  • Mark

    Thank you again for the sage advice, oh guru 🙂 Although judging from my last half marathon, racers apparently have a number of other reasons for participating than the two listed. It seemed like more than half wore audio gear, though most still talked. A few had the volume so loud that it was a clear sign they didn’t wish to talk.

    The first half marathon I ever did was in the country, not well attended by watchers, and I spent most of it at the back by myself, and was extremely grateful to have the audio to make the miles pass. I did not posess multiple speeds at the time, so strategy really wasn’t a consideration.

    The upcoming marathon is well attended though, and I agree that having your ears plugged up sends an antisocial message that I wouldn’t want to send to the thousands who stand around providing moral support for a few hours.

    Now, if I had a pair of Oakley Thumps that would make the mp3 player nearly invisible, this might be a harder choice…

  • Kathy

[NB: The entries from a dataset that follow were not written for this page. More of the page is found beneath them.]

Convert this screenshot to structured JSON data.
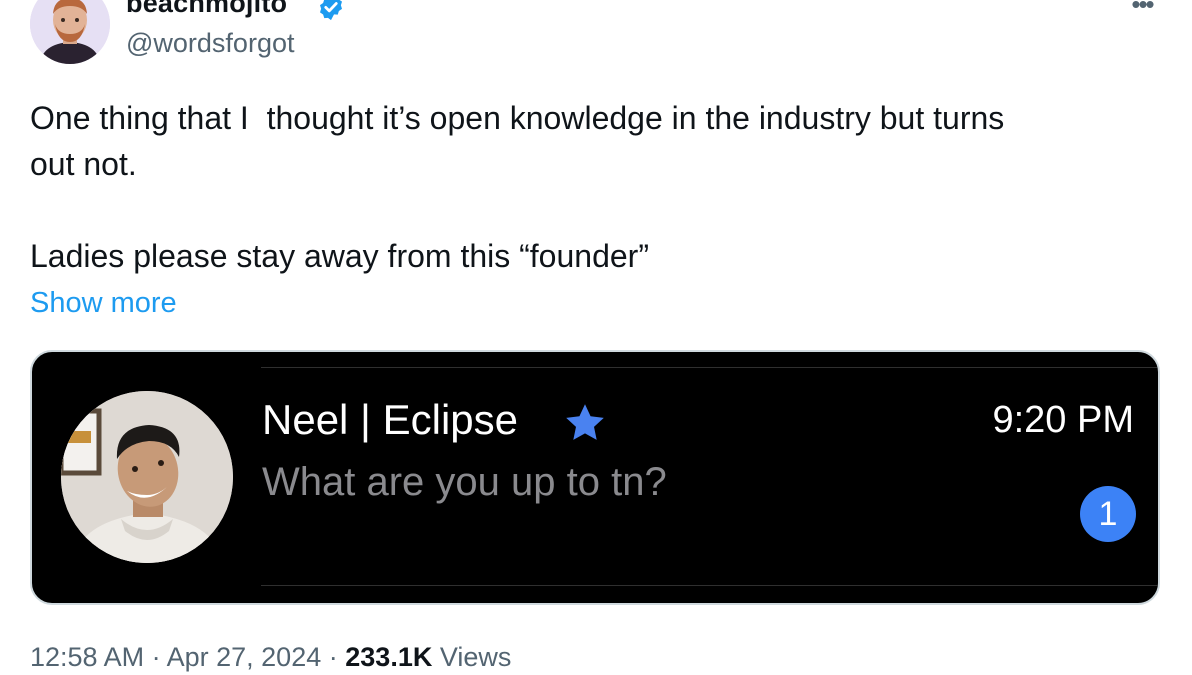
{
  "author": {
    "display_name": "beachmojito",
    "handle": "@wordsforgot",
    "verified_icon": "verified-badge-icon",
    "verified_color": "#1d9bf0"
  },
  "more_icon": "ellipsis-icon",
  "tweet": {
    "text": "One thing that I  thought it’s open knowledge in the industry but turns\nout not.\n\nLadies please stay away from this “founder”",
    "show_more": "Show more"
  },
  "media": {
    "contact_name": "Neel | Eclipse",
    "star_icon": "star-icon",
    "star_color": "#4a82f0",
    "time": "9:20 PM",
    "preview": "What are you up to tn?",
    "unread_count": "1",
    "badge_color": "#3c82f6",
    "background": "#000000"
  },
  "meta": {
    "time": "12:58 AM",
    "separator": "·",
    "date": "Apr 27, 2024",
    "views_count": "233.1K",
    "views_label": "Views"
  },
  "colors": {
    "text": "#0f1419",
    "secondary": "#536471",
    "link": "#1d9bf0"
  }
}
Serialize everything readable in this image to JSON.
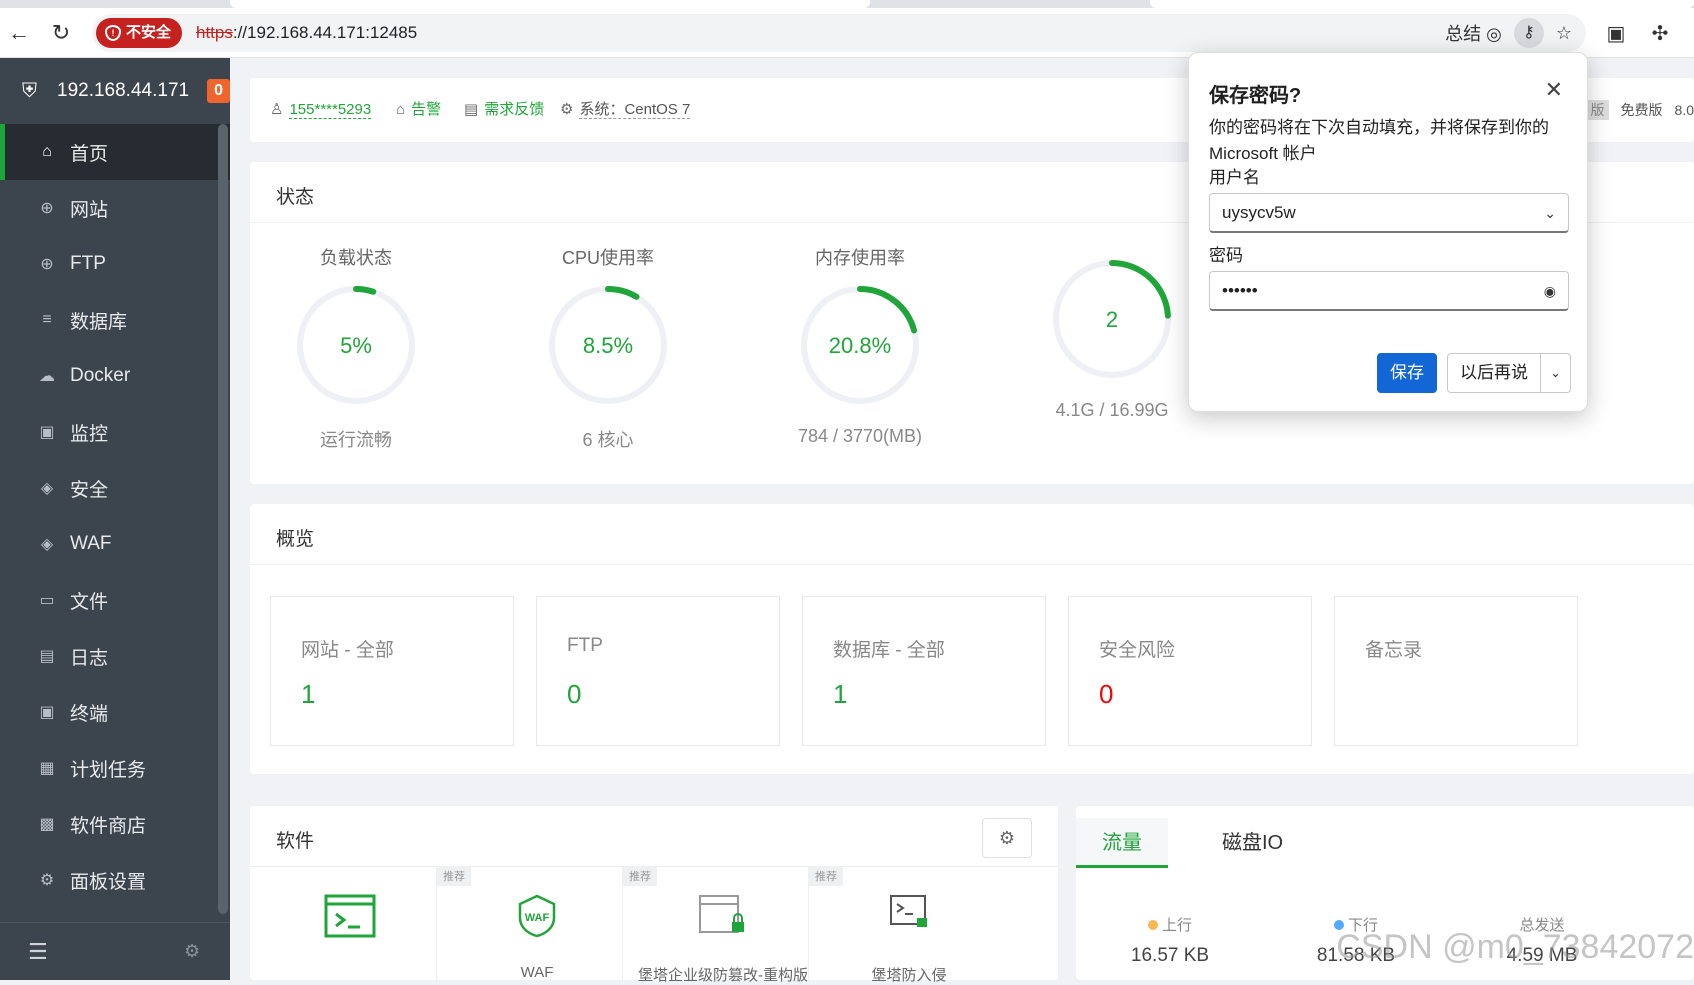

    I agree that there are at least more than two reasons to sign up for a running event. And I cannot talk and run (can’t breathe) or talk and race (too distracting) Music via my walkman is a definite power motivator and led to my Boston Marathon PR.